According to the invention, with a plurality of small lamps used together with a reflector it is possible to provide approximately parallel light flux without substantially increasing the overall size of the reading device. Although the use of a fluorescent lamp is conceivable, it is not suitable to small-size punched card readers because at present no small-size fluorescent lamps with rating of 4 watts or lower are commercially available. In case of large size punched card readers such as those for reading IBM standard cards, however, it is possible to use a single fluorescent lamp with rating of about 6 watts.
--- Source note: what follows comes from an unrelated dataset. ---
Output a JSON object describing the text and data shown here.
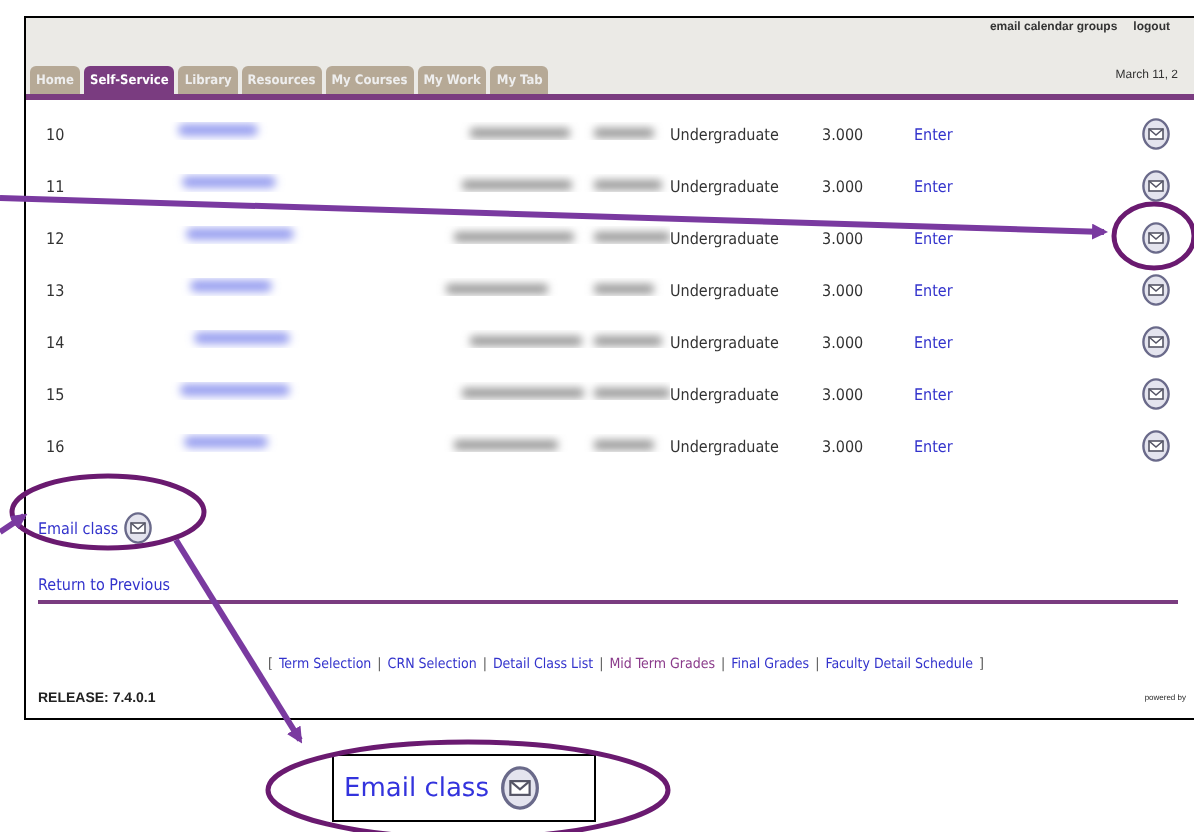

In such case, it may be disposed together with a reflector at a suitable distance from, for instance, a 12-row 80-column light sensor matrix.
The features of the invention as described above are that the punched card static reading device is constructed by combining integrally the three parts as follows, that is:
1. the main body including the card loading section and the aperture mask having a plurality of holes corresponding to perforated holes on cards inserted in said loading section, the card loading section and the aperture mask being assembled integrally,
2. the light sensor matrix plate including the printed circuit board and a plurality of light sensors having diode characteristics arranged on the board, the arrangement of the light sensors comprising a matrix corresponding to the holes in the aperture mask, wherein a plurality of bus bars are arranged in lines and rows, each of said light sensors being connected between a line and a row of said plurality of bus bars and each of the bus bars having a terminal at the edge face of the board, and
3. the light source box including a plurality of lamps and the reflector for illuminating each of the sensors with uniform and parallel light beams.
With the construction as stated above, each of the three components can be easily disassembled from and assembled to the reading device. Thus, the following advantages can be attained:
a. Relative positioning of the card punched holes, the apertures and the sensors is facilitated.
b. Since the printed circuit board can be readily removed for replacement, the apparatus is easily adapted to various cards and punched holes.
c. Repair in case of the failure of the sensors or lamps is facilitated.
d. Cross-talk is reduced.
It should be further noted that since the reflector is used to convert the light from the light source to parallel light beams, the amount of light illuminating the photo-conductors is much more than when the diffusing light beam is used; accordingly, a smaller size of lamps can be used. Thus, the amount of heat generated by the device can be reduced.
Also, since the amount of illumination light is increased, the response of the sensors becomes more rapid, thus, the device can read the punched card without erroneous operation and with high reliability even when the card is rapidly inserted or taken out.